The Herb Garden Project
As well as researching the history and heritage of Stoke Lacy village, we also want to create "new heritage" for the next generation. Not only do we want to restore the Church but we want to make it more accessible to everybody in the community and further afield. One of our aims is to create a herb garden within the Churchyard where people might come to sit quietly and reflect or visit with old friends and chat about past times. The view across the Churchyard towards the Malverns is quite beautiful and offers a place of quiet calm and serenity.
The HLF grant awarded now depends in part on our designing and delivering the herb garden in the Churchyard. The first stage in this process, once the initial plans are drawn up, is to seek a Faculty from the church authorities. This is akin to applying for planning permission and the process can take some time. Fortunately our plans were approved in November 2018 so work can start in earnest. Well it can once the scaffolding is taken down and the weather is more appropriate.

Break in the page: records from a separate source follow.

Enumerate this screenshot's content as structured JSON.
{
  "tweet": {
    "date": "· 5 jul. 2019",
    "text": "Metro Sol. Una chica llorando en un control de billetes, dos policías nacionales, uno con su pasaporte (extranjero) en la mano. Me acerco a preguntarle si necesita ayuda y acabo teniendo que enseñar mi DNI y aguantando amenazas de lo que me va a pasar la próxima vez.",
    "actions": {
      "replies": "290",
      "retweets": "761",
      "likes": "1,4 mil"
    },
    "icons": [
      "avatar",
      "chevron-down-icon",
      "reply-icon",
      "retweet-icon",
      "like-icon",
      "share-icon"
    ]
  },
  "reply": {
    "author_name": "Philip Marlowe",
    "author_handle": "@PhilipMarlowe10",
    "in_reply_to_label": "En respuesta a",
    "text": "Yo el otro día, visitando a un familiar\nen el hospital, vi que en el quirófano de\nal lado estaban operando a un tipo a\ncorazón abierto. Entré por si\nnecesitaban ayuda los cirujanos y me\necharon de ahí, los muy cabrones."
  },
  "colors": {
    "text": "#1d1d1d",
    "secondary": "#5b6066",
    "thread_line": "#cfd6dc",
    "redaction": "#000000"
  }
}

The herb garden has been designed for the Churchyard by Adrian Yeeles and Susan McKeeman, members of the Stoke Lacy and District Garden Club. Below is the plan of the proposed garden together with where it will be situated. It has been sensitively designed as a cross and projects the vision of a shadow of the former medieval cross whose listed base is still present (List entry Number: 1234405) and which will be incorporated into the design without disturbance
To minimise its impact on the churchyard panorama and on the disturbance to hallowed ground the herb garden has been designed:
As a rectangle protruding a proportionate width of just 7.7 metres from the church and 13.5 metres west-east along the exterior wall in the south-east corner of the church and adjacent to it. The location against the church wall is important because there is limited open ground in the churchyard for events and a maintenance corridor between the wall and the garden would reduce this further.
To fit neatly into the contours of the church wall and take a very small proportion of the approximate one acre of the churchyard. To be sited further from the church wall will leave the herb garden adrift in an open space. The borders will be constrained through annual maintenance – any creep that might normally take place will immediately look unsightly to the eye because it will run outside the contours of the church and the porch apron.
Without the construction of hard landscaping except for a pathway suitable for wheelchair access. This pathway will be constructed from sandstone flagstones on a standard cement and sand base. The path would continue from the proposed flagstone apron to the church porch for easy access.
Why a herb garden?
Herbs are historically strongly associated with the wider Church and frequent mentions are to be found in the Old and New Testaments. Herb Gardens are to be found today throughout the land in diocesan and parish churches including such examples as Southwark Cathedral, St John the Baptist, Bridgwater, St John the Baptist, Newcastle upon Tyne, Buckfast Abbey, Lewes Priory to the Church of St Mary de Haura, New Shoreham.
A guiding principle within the Stoke Lacy grant application to HLF was the identification of elements to encourage wider involvement of the community in the heritage and use of its parish church and environs. The churchyard is the only “public” space within the village. A herb garden for enjoyment, interest, education and contemplation adds to the welcome that the church offers to its parishioners and visitors. The sensory element of herb growing will be of interest to those with visual impairment. In conjunction with the daily opening of the church during daylight hours and access to coffee there, the herb garden will add to the attraction of the church as a community meeting point. With seating it will offer a pleasant spot for remembrance for the many who regularly tend the graves of loved ones. Indeed, Rosemary is the herb of remembrance.
Stoke Lacy has had an 85-year association with the growing of herbs for culinary and medicinal purposes. In the early 1930s Mrs Madge Hooper moved into the village just 200 yards from the Church and established a herb farm on 6 acres adjoining her house. Her story can be found here.